A groundbreaking analysis of what the changes in American energy mean for the economy, national security, and the environment, authored by one of America's most prominent experts on energy's role in the world.
Michael A. Levi says, "The benefits of the oil and gas boom—jobs, wealth and, in the case of natural gas, reductions in greenhouse gas emissions—offer plenty of reasons to continue to develop these resources judiciously. But we should beware of turning this potential blessing into an unintended curse."
Drawing on lessons from a Council on Foreign Relations workshop in January 2012, Blake Clayton and Michael A. Levi examine the connection between global oil markets and international relations, saying that in many cases the oil trade is politically consequential simply because policymakers believe that it is.
While California may not be getting much attention at this year's UN climate talks in Doha, "California's new cap-and-trade system is perhaps the biggest good news climate story this year, and delegates in Doha should be celebrating it," says Michael A. Levi.
Michael A. Levi says natural gas is a good and inexpensive alternative to coal and oil, but it's still a fossil fuel.
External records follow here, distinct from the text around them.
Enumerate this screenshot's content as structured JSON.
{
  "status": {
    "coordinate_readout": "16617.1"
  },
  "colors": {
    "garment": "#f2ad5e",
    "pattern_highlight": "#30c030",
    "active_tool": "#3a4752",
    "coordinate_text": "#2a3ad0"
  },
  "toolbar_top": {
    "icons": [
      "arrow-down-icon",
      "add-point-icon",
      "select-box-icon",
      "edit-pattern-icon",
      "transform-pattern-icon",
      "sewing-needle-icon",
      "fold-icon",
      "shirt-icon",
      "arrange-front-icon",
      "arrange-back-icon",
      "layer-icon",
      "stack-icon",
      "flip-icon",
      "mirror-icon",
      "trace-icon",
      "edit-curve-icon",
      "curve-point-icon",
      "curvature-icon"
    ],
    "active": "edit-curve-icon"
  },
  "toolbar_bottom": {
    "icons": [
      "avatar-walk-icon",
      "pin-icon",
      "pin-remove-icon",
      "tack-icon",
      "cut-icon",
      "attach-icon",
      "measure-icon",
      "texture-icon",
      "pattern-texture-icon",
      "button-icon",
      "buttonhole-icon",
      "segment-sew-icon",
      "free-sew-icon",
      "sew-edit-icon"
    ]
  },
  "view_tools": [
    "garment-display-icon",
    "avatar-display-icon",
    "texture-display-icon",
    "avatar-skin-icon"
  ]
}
Keeping in mind that gas is far from a permanent climate solution, delegates meeting in Doha for the UN climate change negotiations "should strengthen their efforts, individually and collectively, to promote innovation and development of cost-effective zero-carbon energy options."
Michael A. Levi and Micah Zenko say nuclear terrorism, however unlikely, is one of the few prospects that could truly devastate the USA, and there are still steps that the U.S. can take to reduce the odds of a catastrophic attack.
Michael A. Levi argues that the likely benefits of allowing U.S. natural gas exports outweigh the costs of explicitly constraining them, provided that appropriate environmental protections are in place.
The talks between Iranian and IAEA officials will focus on potential inspections at the Parchin military base, and the outcome will influence upcoming P5+1 nuclear talks with Iran in Moscow, says CFR's Michael Levi.
Heads of fifty nations are discussing how to improve safeguards for nuclear weapons and materials. CFR's Michael Levi says these summits serve as reminders of the dangers beyond the North Korean and Iranian nuclear programs.
The winner of the U.S. presidential election will face at least three sets of climate challenges including reducing U.S. greenhouse gas emissions, facing international pressure, and developing climate-friendly technology, says CFR's Michael Levi.
Richard N. Haass and Michael A. Levi say it is in the American interest to pursue a negotiated outcome to the current impasse with Iran because the main alternatives to diplomacy—war or the existence of an Iran with nuclear weapons—will be costly and risky.
Joe Nocera will be reading The Power Surge by Michael Levi, an energy expert at the Council on Foreign Relations. "He's a pragmatist. He doesn't buy into the pieties of the right or the pieties of the left. He thinks about practical solutions, what works, what doesn't, what makes sense, and where we're truly headed in terms of energy."
In The Power Surge, Michael Levi takes readers inside the changes sweeping American energy to find out what they mean for the country and how the United States can harness the new opportunities they create.
By All Means Necessary
In By All Means Necessary, Elizabeth C. Economy and Michael Levi explore the unrivaled expansion of the Chinese economy and the global effects of its meteoric growth.